__EXERCISE__:
With the pictures left out, write out the records verbatim.

■ ■ ■ ■ ■ ■ ■

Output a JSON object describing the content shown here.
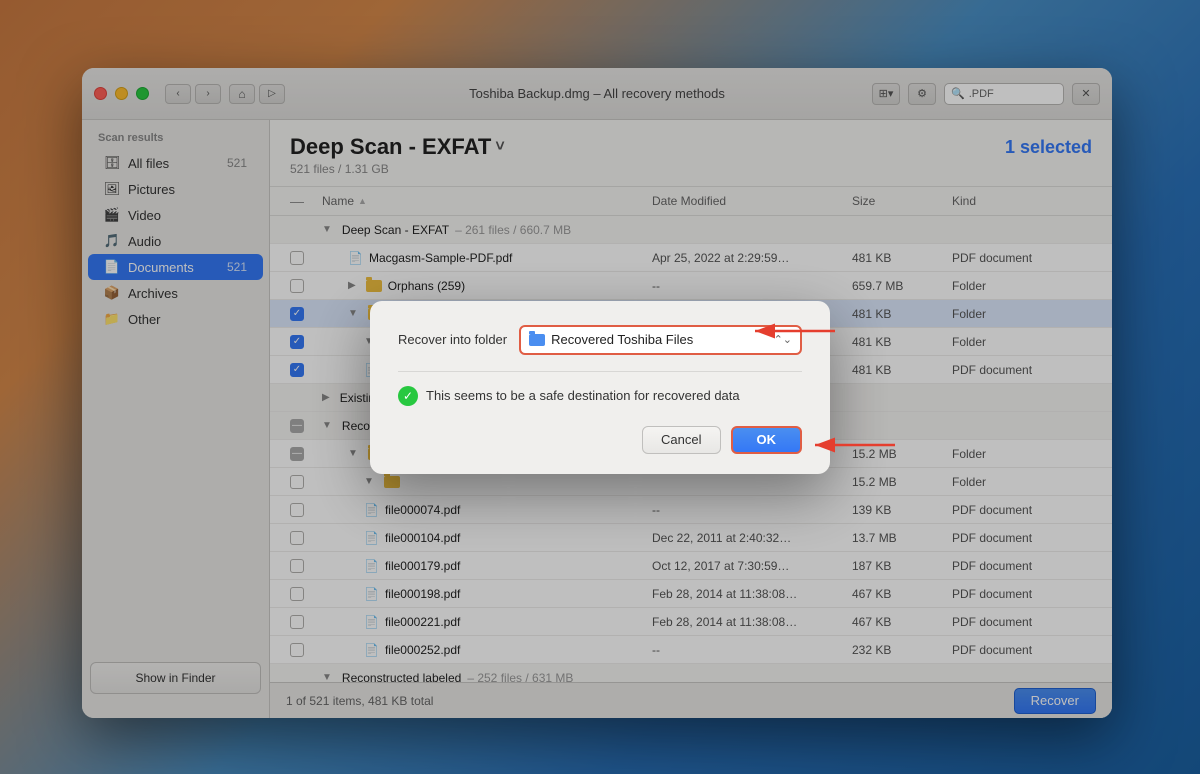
{
  "background": {
    "color": "#4a7fa5"
  },
  "window": {
    "title": "Toshiba Backup.dmg – All recovery methods",
    "traffic_lights": {
      "red_label": "close",
      "yellow_label": "minimize",
      "green_label": "maximize"
    }
  },
  "titlebar": {
    "title": "Toshiba Backup.dmg – All recovery methods",
    "nav": {
      "back": "‹",
      "forward": "›"
    },
    "search_placeholder": ".PDF"
  },
  "sidebar": {
    "section_title": "Scan results",
    "items": [
      {
        "id": "all-files",
        "label": "All files",
        "count": "521",
        "icon": "🗄"
      },
      {
        "id": "pictures",
        "label": "Pictures",
        "count": "",
        "icon": "🖼"
      },
      {
        "id": "video",
        "label": "Video",
        "count": "",
        "icon": "🎬"
      },
      {
        "id": "audio",
        "label": "Audio",
        "count": "",
        "icon": "🎵"
      },
      {
        "id": "documents",
        "label": "Documents",
        "count": "521",
        "icon": "📄",
        "active": true
      },
      {
        "id": "archives",
        "label": "Archives",
        "count": "",
        "icon": "📦"
      },
      {
        "id": "other",
        "label": "Other",
        "count": "",
        "icon": "📁"
      }
    ],
    "footer_btn": "Show in Finder"
  },
  "content_header": {
    "scan_title": "Deep Scan - EXFAT",
    "chevron": "˅",
    "subtitle": "521 files / 1.31 GB",
    "selected_text": "1 selected"
  },
  "table": {
    "columns": [
      "",
      "Name",
      "Date Modified",
      "Size",
      "Kind"
    ],
    "groups": [
      {
        "id": "deep-scan-exfat",
        "label": "Deep Scan - EXFAT",
        "meta": "261 files / 660.7 MB",
        "expanded": true,
        "rows": [
          {
            "id": "r1",
            "check": "none",
            "name": "Macgasm-Sample-PDF.pdf",
            "date": "Apr 25, 2022 at 2:29:59…",
            "size": "481 KB",
            "kind": "PDF document",
            "icon": "pdf",
            "indent": 1
          },
          {
            "id": "r2",
            "check": "none",
            "name": "Orphans (259)",
            "date": "--",
            "size": "659.7 MB",
            "kind": "Folder",
            "icon": "folder",
            "indent": 1
          },
          {
            "id": "r3",
            "check": "checked",
            "name": "...",
            "date": "",
            "size": "481 KB",
            "kind": "Folder",
            "icon": "folder",
            "indent": 1
          },
          {
            "id": "r4",
            "check": "checked",
            "name": "...",
            "date": "",
            "size": "481 KB",
            "kind": "Folder",
            "icon": "folder",
            "indent": 1
          },
          {
            "id": "r5",
            "check": "checked",
            "name": "...",
            "date": "",
            "size": "481 KB",
            "kind": "PDF document",
            "icon": "pdf",
            "indent": 1
          }
        ]
      },
      {
        "id": "existing",
        "label": "Existing",
        "meta": "",
        "expanded": false,
        "rows": []
      },
      {
        "id": "reconstructed",
        "label": "Reconstructed",
        "meta": "",
        "expanded": true,
        "rows": [
          {
            "id": "r6",
            "check": "dash",
            "name": "...",
            "date": "",
            "size": "15.2 MB",
            "kind": "Folder",
            "icon": "folder",
            "indent": 1
          },
          {
            "id": "r7",
            "check": "none",
            "name": "...",
            "date": "",
            "size": "15.2 MB",
            "kind": "Folder",
            "icon": "folder",
            "indent": 1
          },
          {
            "id": "r8",
            "check": "none",
            "name": "file000074.pdf",
            "date": "--",
            "size": "139 KB",
            "kind": "PDF document",
            "icon": "pdf",
            "indent": 1
          },
          {
            "id": "r9",
            "check": "none",
            "name": "file000104.pdf",
            "date": "Dec 22, 2011 at 2:40:32…",
            "size": "13.7 MB",
            "kind": "PDF document",
            "icon": "pdf",
            "indent": 1
          },
          {
            "id": "r10",
            "check": "none",
            "name": "file000179.pdf",
            "date": "Oct 12, 2017 at 7:30:59…",
            "size": "187 KB",
            "kind": "PDF document",
            "icon": "pdf",
            "indent": 1
          },
          {
            "id": "r11",
            "check": "none",
            "name": "file000198.pdf",
            "date": "Feb 28, 2014 at 11:38:08…",
            "size": "467 KB",
            "kind": "PDF document",
            "icon": "pdf",
            "indent": 1
          },
          {
            "id": "r12",
            "check": "none",
            "name": "file000221.pdf",
            "date": "Feb 28, 2014 at 11:38:08…",
            "size": "467 KB",
            "kind": "PDF document",
            "icon": "pdf",
            "indent": 1
          },
          {
            "id": "r13",
            "check": "none",
            "name": "file000252.pdf",
            "date": "--",
            "size": "232 KB",
            "kind": "PDF document",
            "icon": "pdf",
            "indent": 1
          }
        ]
      },
      {
        "id": "reconstructed-labeled",
        "label": "Reconstructed labeled",
        "meta": "252 files / 631 MB",
        "expanded": false,
        "rows": []
      }
    ]
  },
  "status_bar": {
    "text": "1 of 521 items, 481 KB total",
    "recover_btn": "Recover"
  },
  "modal": {
    "label": "Recover into folder",
    "folder_name": "Recovered Toshiba Files",
    "status_text": "This seems to be a safe destination for recovered data",
    "cancel_btn": "Cancel",
    "ok_btn": "OK"
  }
}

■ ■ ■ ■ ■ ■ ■

__REPLY TO THE TASK__:
Output a JSON object describing the content shown here.
{
  "background": {
    "color": "#4a7fa5"
  },
  "window": {
    "title": "Toshiba Backup.dmg – All recovery methods",
    "traffic_lights": {
      "red_label": "close",
      "yellow_label": "minimize",
      "green_label": "maximize"
    }
  },
  "titlebar": {
    "title": "Toshiba Backup.dmg – All recovery methods",
    "nav": {
      "back": "‹",
      "forward": "›"
    },
    "search_placeholder": ".PDF"
  },
  "sidebar": {
    "section_title": "Scan results",
    "items": [
      {
        "id": "all-files",
        "label": "All files",
        "count": "521",
        "icon": "🗄"
      },
      {
        "id": "pictures",
        "label": "Pictures",
        "count": "",
        "icon": "🖼"
      },
      {
        "id": "video",
        "label": "Video",
        "count": "",
        "icon": "🎬"
      },
      {
        "id": "audio",
        "label": "Audio",
        "count": "",
        "icon": "🎵"
      },
      {
        "id": "documents",
        "label": "Documents",
        "count": "521",
        "icon": "📄",
        "active": true
      },
      {
        "id": "archives",
        "label": "Archives",
        "count": "",
        "icon": "📦"
      },
      {
        "id": "other",
        "label": "Other",
        "count": "",
        "icon": "📁"
      }
    ],
    "footer_btn": "Show in Finder"
  },
  "content_header": {
    "scan_title": "Deep Scan - EXFAT",
    "chevron": "˅",
    "subtitle": "521 files / 1.31 GB",
    "selected_text": "1 selected"
  },
  "table": {
    "columns": [
      "",
      "Name",
      "Date Modified",
      "Size",
      "Kind"
    ],
    "groups": [
      {
        "id": "deep-scan-exfat",
        "label": "Deep Scan - EXFAT",
        "meta": "261 files / 660.7 MB",
        "expanded": true,
        "rows": [
          {
            "id": "r1",
            "check": "none",
            "name": "Macgasm-Sample-PDF.pdf",
            "date": "Apr 25, 2022 at 2:29:59…",
            "size": "481 KB",
            "kind": "PDF document",
            "icon": "pdf",
            "indent": 1
          },
          {
            "id": "r2",
            "check": "none",
            "name": "Orphans (259)",
            "date": "--",
            "size": "659.7 MB",
            "kind": "Folder",
            "icon": "folder",
            "indent": 1
          },
          {
            "id": "r3",
            "check": "checked",
            "name": "...",
            "date": "",
            "size": "481 KB",
            "kind": "Folder",
            "icon": "folder",
            "indent": 1
          },
          {
            "id": "r4",
            "check": "checked",
            "name": "...",
            "date": "",
            "size": "481 KB",
            "kind": "Folder",
            "icon": "folder",
            "indent": 1
          },
          {
            "id": "r5",
            "check": "checked",
            "name": "...",
            "date": "",
            "size": "481 KB",
            "kind": "PDF document",
            "icon": "pdf",
            "indent": 1
          }
        ]
      },
      {
        "id": "existing",
        "label": "Existing",
        "meta": "",
        "expanded": false,
        "rows": []
      },
      {
        "id": "reconstructed",
        "label": "Reconstructed",
        "meta": "",
        "expanded": true,
        "rows": [
          {
            "id": "r6",
            "check": "dash",
            "name": "...",
            "date": "",
            "size": "15.2 MB",
            "kind": "Folder",
            "icon": "folder",
            "indent": 1
          },
          {
            "id": "r7",
            "check": "none",
            "name": "...",
            "date": "",
            "size": "15.2 MB",
            "kind": "Folder",
            "icon": "folder",
            "indent": 1
          },
          {
            "id": "r8",
            "check": "none",
            "name": "file000074.pdf",
            "date": "--",
            "size": "139 KB",
            "kind": "PDF document",
            "icon": "pdf",
            "indent": 1
          },
          {
            "id": "r9",
            "check": "none",
            "name": "file000104.pdf",
            "date": "Dec 22, 2011 at 2:40:32…",
            "size": "13.7 MB",
            "kind": "PDF document",
            "icon": "pdf",
            "indent": 1
          },
          {
            "id": "r10",
            "check": "none",
            "name": "file000179.pdf",
            "date": "Oct 12, 2017 at 7:30:59…",
            "size": "187 KB",
            "kind": "PDF document",
            "icon": "pdf",
            "indent": 1
          },
          {
            "id": "r11",
            "check": "none",
            "name": "file000198.pdf",
            "date": "Feb 28, 2014 at 11:38:08…",
            "size": "467 KB",
            "kind": "PDF document",
            "icon": "pdf",
            "indent": 1
          },
          {
            "id": "r12",
            "check": "none",
            "name": "file000221.pdf",
            "date": "Feb 28, 2014 at 11:38:08…",
            "size": "467 KB",
            "kind": "PDF document",
            "icon": "pdf",
            "indent": 1
          },
          {
            "id": "r13",
            "check": "none",
            "name": "file000252.pdf",
            "date": "--",
            "size": "232 KB",
            "kind": "PDF document",
            "icon": "pdf",
            "indent": 1
          }
        ]
      },
      {
        "id": "reconstructed-labeled",
        "label": "Reconstructed labeled",
        "meta": "252 files / 631 MB",
        "expanded": false,
        "rows": []
      }
    ]
  },
  "status_bar": {
    "text": "1 of 521 items, 481 KB total",
    "recover_btn": "Recover"
  },
  "modal": {
    "label": "Recover into folder",
    "folder_name": "Recovered Toshiba Files",
    "status_text": "This seems to be a safe destination for recovered data",
    "cancel_btn": "Cancel",
    "ok_btn": "OK"
  }
}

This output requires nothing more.